# [Assignment]
Without including any pictures, copy every line below exactly.

# [Provided entries]
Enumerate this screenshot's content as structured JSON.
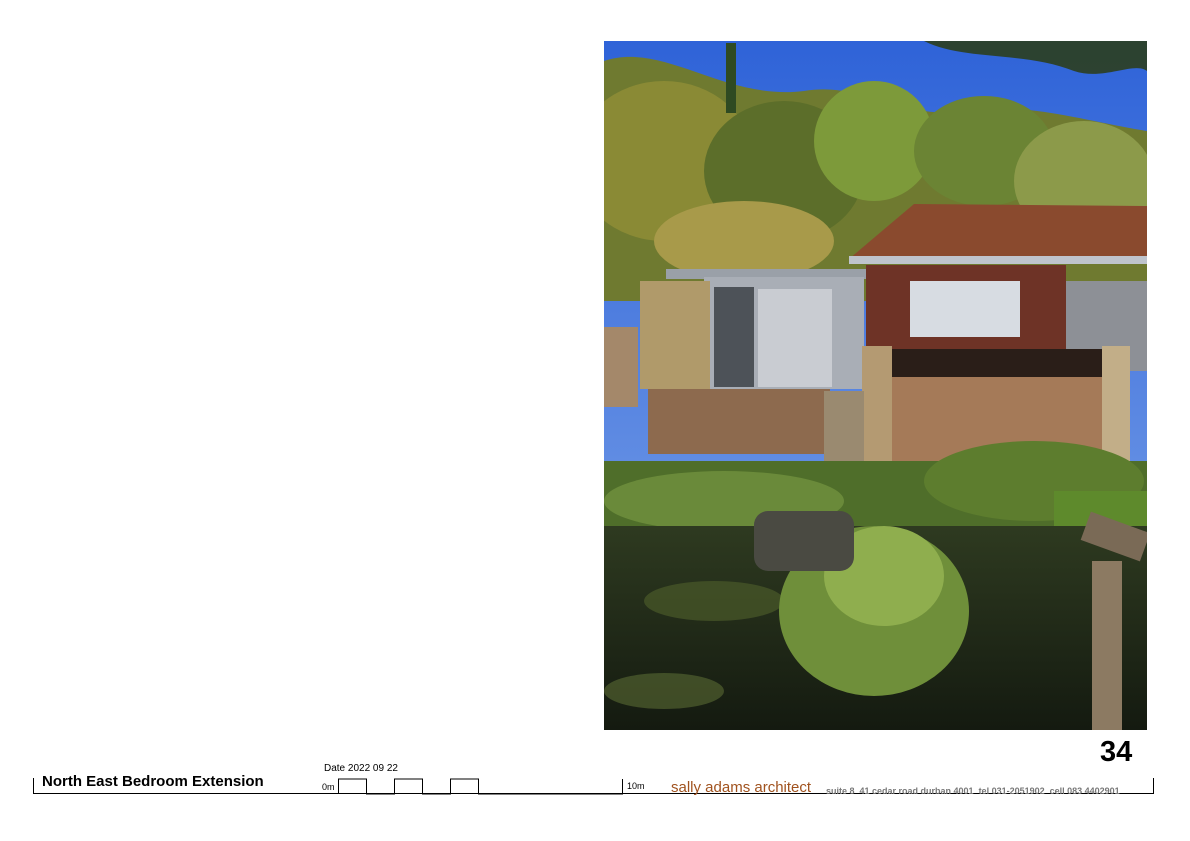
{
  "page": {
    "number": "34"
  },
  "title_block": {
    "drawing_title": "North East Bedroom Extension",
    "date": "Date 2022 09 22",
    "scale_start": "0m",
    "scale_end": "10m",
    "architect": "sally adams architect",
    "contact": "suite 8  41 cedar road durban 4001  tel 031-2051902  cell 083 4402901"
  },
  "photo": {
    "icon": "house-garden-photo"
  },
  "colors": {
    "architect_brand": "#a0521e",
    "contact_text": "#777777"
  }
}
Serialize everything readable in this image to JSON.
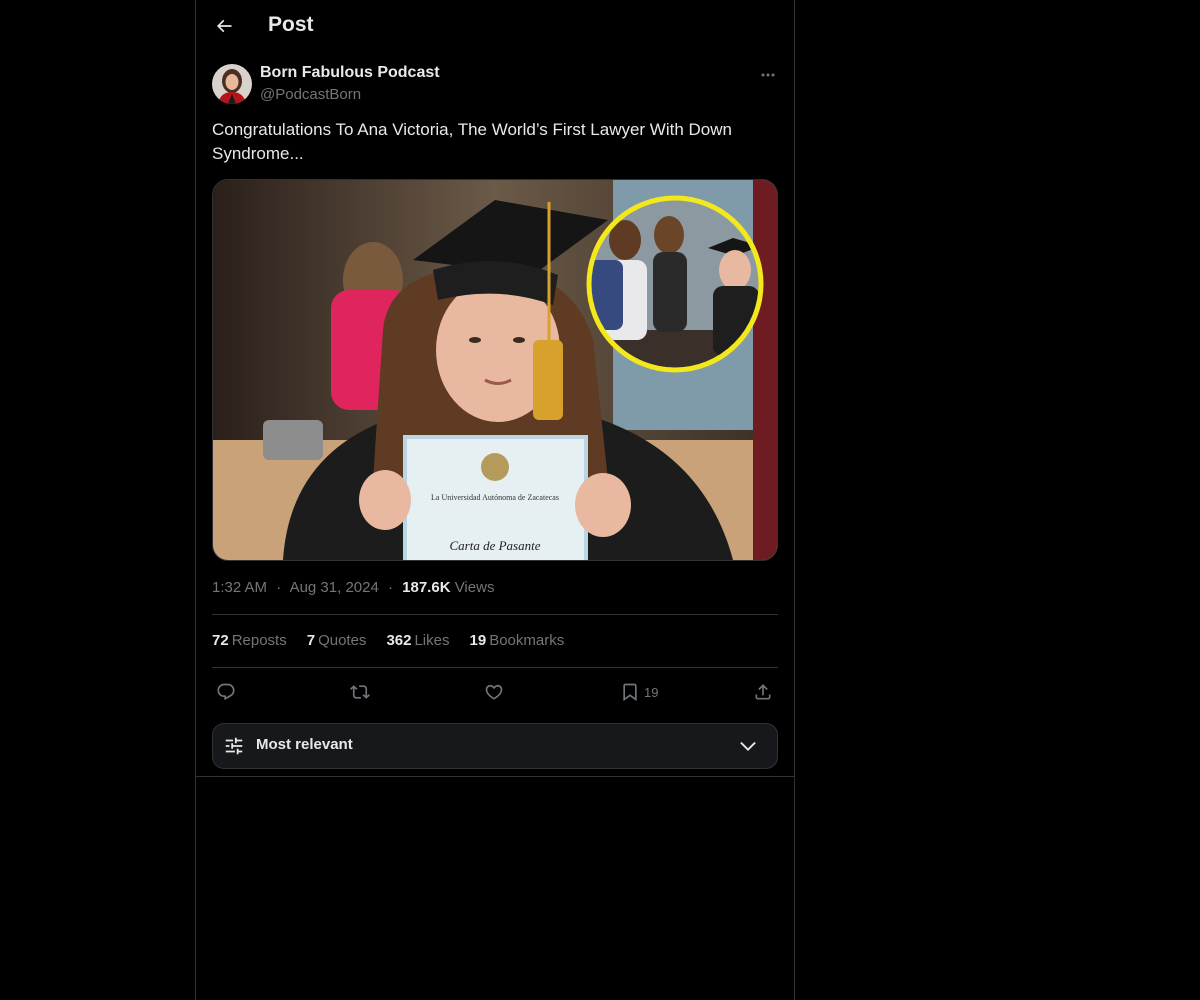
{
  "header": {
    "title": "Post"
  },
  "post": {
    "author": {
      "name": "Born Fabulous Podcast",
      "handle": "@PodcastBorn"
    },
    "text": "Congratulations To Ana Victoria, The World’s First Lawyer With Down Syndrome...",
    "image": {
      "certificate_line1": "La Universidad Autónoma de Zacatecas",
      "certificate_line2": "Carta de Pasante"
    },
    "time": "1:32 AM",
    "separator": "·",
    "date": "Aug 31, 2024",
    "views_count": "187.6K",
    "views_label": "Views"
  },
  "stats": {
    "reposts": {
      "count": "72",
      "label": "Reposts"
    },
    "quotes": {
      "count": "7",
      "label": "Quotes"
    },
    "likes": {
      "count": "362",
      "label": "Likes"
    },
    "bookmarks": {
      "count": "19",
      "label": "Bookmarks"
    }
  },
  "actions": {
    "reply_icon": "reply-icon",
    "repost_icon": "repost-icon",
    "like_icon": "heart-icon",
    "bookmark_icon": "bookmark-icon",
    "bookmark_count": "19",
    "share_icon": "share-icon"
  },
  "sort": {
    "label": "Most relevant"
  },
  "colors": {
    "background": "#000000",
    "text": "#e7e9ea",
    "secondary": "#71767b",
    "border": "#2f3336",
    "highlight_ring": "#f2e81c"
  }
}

# [Answer to this problem]
Enumerate this screenshot's content as structured JSON.
{
  "page": {
    "number": "34"
  },
  "title_block": {
    "drawing_title": "North East Bedroom Extension",
    "date": "Date 2022 09 22",
    "scale_start": "0m",
    "scale_end": "10m",
    "architect": "sally adams architect",
    "contact": "suite 8  41 cedar road durban 4001  tel 031-2051902  cell 083 4402901"
  },
  "photo": {
    "icon": "house-garden-photo"
  },
  "colors": {
    "architect_brand": "#a0521e",
    "contact_text": "#777777"
  }
}
Serialize everything readable in this image to JSON.
{
  "header": {
    "title": "Post"
  },
  "post": {
    "author": {
      "name": "Born Fabulous Podcast",
      "handle": "@PodcastBorn"
    },
    "text": "Congratulations To Ana Victoria, The World’s First Lawyer With Down Syndrome...",
    "image": {
      "certificate_line1": "La Universidad Autónoma de Zacatecas",
      "certificate_line2": "Carta de Pasante"
    },
    "time": "1:32 AM",
    "separator": "·",
    "date": "Aug 31, 2024",
    "views_count": "187.6K",
    "views_label": "Views"
  },
  "stats": {
    "reposts": {
      "count": "72",
      "label": "Reposts"
    },
    "quotes": {
      "count": "7",
      "label": "Quotes"
    },
    "likes": {
      "count": "362",
      "label": "Likes"
    },
    "bookmarks": {
      "count": "19",
      "label": "Bookmarks"
    }
  },
  "actions": {
    "reply_icon": "reply-icon",
    "repost_icon": "repost-icon",
    "like_icon": "heart-icon",
    "bookmark_icon": "bookmark-icon",
    "bookmark_count": "19",
    "share_icon": "share-icon"
  },
  "sort": {
    "label": "Most relevant"
  },
  "colors": {
    "background": "#000000",
    "text": "#e7e9ea",
    "secondary": "#71767b",
    "border": "#2f3336",
    "highlight_ring": "#f2e81c"
  }
}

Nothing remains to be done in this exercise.